▶ **Work item**:
Copy each record exactly as it reads, leaving out any pictures it holds.

▶ **Supplied material**:
----------------------------------------
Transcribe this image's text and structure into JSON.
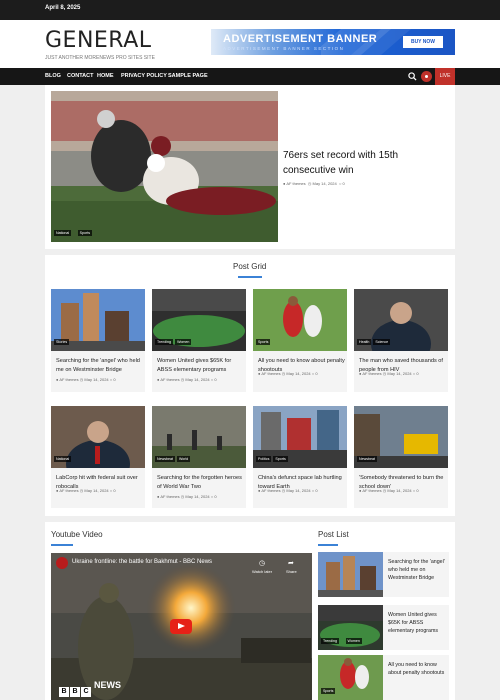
{
  "topbar": {
    "date": "April 8, 2025"
  },
  "header": {
    "logo": "GENERAL",
    "tagline": "Just another morenews pro sites site",
    "ad": {
      "title": "ADVERTISEMENT BANNER",
      "subtitle": "ADVERTISEMENT BANNER SECTION",
      "button": "BUY NOW"
    }
  },
  "nav": {
    "items": [
      "BLOG",
      "CONTACT",
      "HOME",
      "PRIVACY POLICY",
      "SAMPLE PAGE"
    ],
    "live_label": "LIVE"
  },
  "featured": {
    "title": "76ers set record with 15th consecutive win",
    "author": "AF themes",
    "date": "May 14, 2024",
    "comments": "0",
    "tags": [
      "National",
      "Sports"
    ]
  },
  "post_grid": {
    "title": "Post Grid",
    "cards": [
      {
        "title": "Searching for the 'angel' who held me on Westminster Bridge",
        "tags": [
          "Stories"
        ],
        "author": "AF themes",
        "date": "May 14, 2024",
        "comments": "0"
      },
      {
        "title": "Women United gives $65K for ABSS elementary programs",
        "tags": [
          "Trending",
          "Women"
        ],
        "author": "AF themes",
        "date": "May 14, 2024",
        "comments": "0"
      },
      {
        "title": "All you need to know about penalty shootouts",
        "tags": [
          "Sports"
        ],
        "author": "AF themes",
        "date": "May 14, 2024",
        "comments": "0"
      },
      {
        "title": "The man who saved thousands of people from HIV",
        "tags": [
          "Health",
          "Science"
        ],
        "author": "AF themes",
        "date": "May 14, 2024",
        "comments": "0"
      },
      {
        "title": "LabCorp hit with federal suit over robocalls",
        "tags": [
          "National"
        ],
        "author": "AF themes",
        "date": "May 14, 2024",
        "comments": "0"
      },
      {
        "title": "Searching for the forgotten heroes of World War Two",
        "tags": [
          "Newsbeat",
          "World"
        ],
        "author": "AF themes",
        "date": "May 14, 2024",
        "comments": "0"
      },
      {
        "title": "China's defunct space lab hurtling toward Earth",
        "tags": [
          "Politics",
          "Sports"
        ],
        "author": "AF themes",
        "date": "May 14, 2024",
        "comments": "0"
      },
      {
        "title": "'Somebody threatened to burn the school down'",
        "tags": [
          "Newsbeat"
        ],
        "author": "AF themes",
        "date": "May 14, 2024",
        "comments": "0"
      }
    ]
  },
  "youtube": {
    "section_title": "Youtube Video",
    "video_title": "Ukraine frontline: the battle for Bakhmut - BBC News",
    "watch_later": "Watch later",
    "share": "Share",
    "channel_badge": "BBC NEWS",
    "bbc_letters": [
      "B",
      "B",
      "C"
    ],
    "news_label": "NEWS"
  },
  "post_list": {
    "title": "Post List",
    "items": [
      {
        "title": "Searching for the 'angel' who held me on Westminster Bridge",
        "tags": []
      },
      {
        "title": "Women United gives $65K for ABSS elementary programs",
        "tags": [
          "Trending",
          "Women"
        ]
      },
      {
        "title": "All you need to know about penalty shootouts",
        "tags": [
          "Sports"
        ]
      }
    ]
  },
  "colors": {
    "accent": "#3b82d6",
    "live": "#c0312a",
    "nav": "#161616",
    "ad": "#1b55c4"
  }
}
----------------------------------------
▶ **Written answer**:
Transcribe this image's text and structure into JSON.
{
  "topbar": {
    "date": "April 8, 2025"
  },
  "header": {
    "logo": "GENERAL",
    "tagline": "Just another morenews pro sites site",
    "ad": {
      "title": "ADVERTISEMENT BANNER",
      "subtitle": "ADVERTISEMENT BANNER SECTION",
      "button": "BUY NOW"
    }
  },
  "nav": {
    "items": [
      "BLOG",
      "CONTACT",
      "HOME",
      "PRIVACY POLICY",
      "SAMPLE PAGE"
    ],
    "live_label": "LIVE"
  },
  "featured": {
    "title": "76ers set record with 15th consecutive win",
    "author": "AF themes",
    "date": "May 14, 2024",
    "comments": "0",
    "tags": [
      "National",
      "Sports"
    ]
  },
  "post_grid": {
    "title": "Post Grid",
    "cards": [
      {
        "title": "Searching for the 'angel' who held me on Westminster Bridge",
        "tags": [
          "Stories"
        ],
        "author": "AF themes",
        "date": "May 14, 2024",
        "comments": "0"
      },
      {
        "title": "Women United gives $65K for ABSS elementary programs",
        "tags": [
          "Trending",
          "Women"
        ],
        "author": "AF themes",
        "date": "May 14, 2024",
        "comments": "0"
      },
      {
        "title": "All you need to know about penalty shootouts",
        "tags": [
          "Sports"
        ],
        "author": "AF themes",
        "date": "May 14, 2024",
        "comments": "0"
      },
      {
        "title": "The man who saved thousands of people from HIV",
        "tags": [
          "Health",
          "Science"
        ],
        "author": "AF themes",
        "date": "May 14, 2024",
        "comments": "0"
      },
      {
        "title": "LabCorp hit with federal suit over robocalls",
        "tags": [
          "National"
        ],
        "author": "AF themes",
        "date": "May 14, 2024",
        "comments": "0"
      },
      {
        "title": "Searching for the forgotten heroes of World War Two",
        "tags": [
          "Newsbeat",
          "World"
        ],
        "author": "AF themes",
        "date": "May 14, 2024",
        "comments": "0"
      },
      {
        "title": "China's defunct space lab hurtling toward Earth",
        "tags": [
          "Politics",
          "Sports"
        ],
        "author": "AF themes",
        "date": "May 14, 2024",
        "comments": "0"
      },
      {
        "title": "'Somebody threatened to burn the school down'",
        "tags": [
          "Newsbeat"
        ],
        "author": "AF themes",
        "date": "May 14, 2024",
        "comments": "0"
      }
    ]
  },
  "youtube": {
    "section_title": "Youtube Video",
    "video_title": "Ukraine frontline: the battle for Bakhmut - BBC News",
    "watch_later": "Watch later",
    "share": "Share",
    "channel_badge": "BBC NEWS",
    "bbc_letters": [
      "B",
      "B",
      "C"
    ],
    "news_label": "NEWS"
  },
  "post_list": {
    "title": "Post List",
    "items": [
      {
        "title": "Searching for the 'angel' who held me on Westminster Bridge",
        "tags": []
      },
      {
        "title": "Women United gives $65K for ABSS elementary programs",
        "tags": [
          "Trending",
          "Women"
        ]
      },
      {
        "title": "All you need to know about penalty shootouts",
        "tags": [
          "Sports"
        ]
      }
    ]
  },
  "colors": {
    "accent": "#3b82d6",
    "live": "#c0312a",
    "nav": "#161616",
    "ad": "#1b55c4"
  }
}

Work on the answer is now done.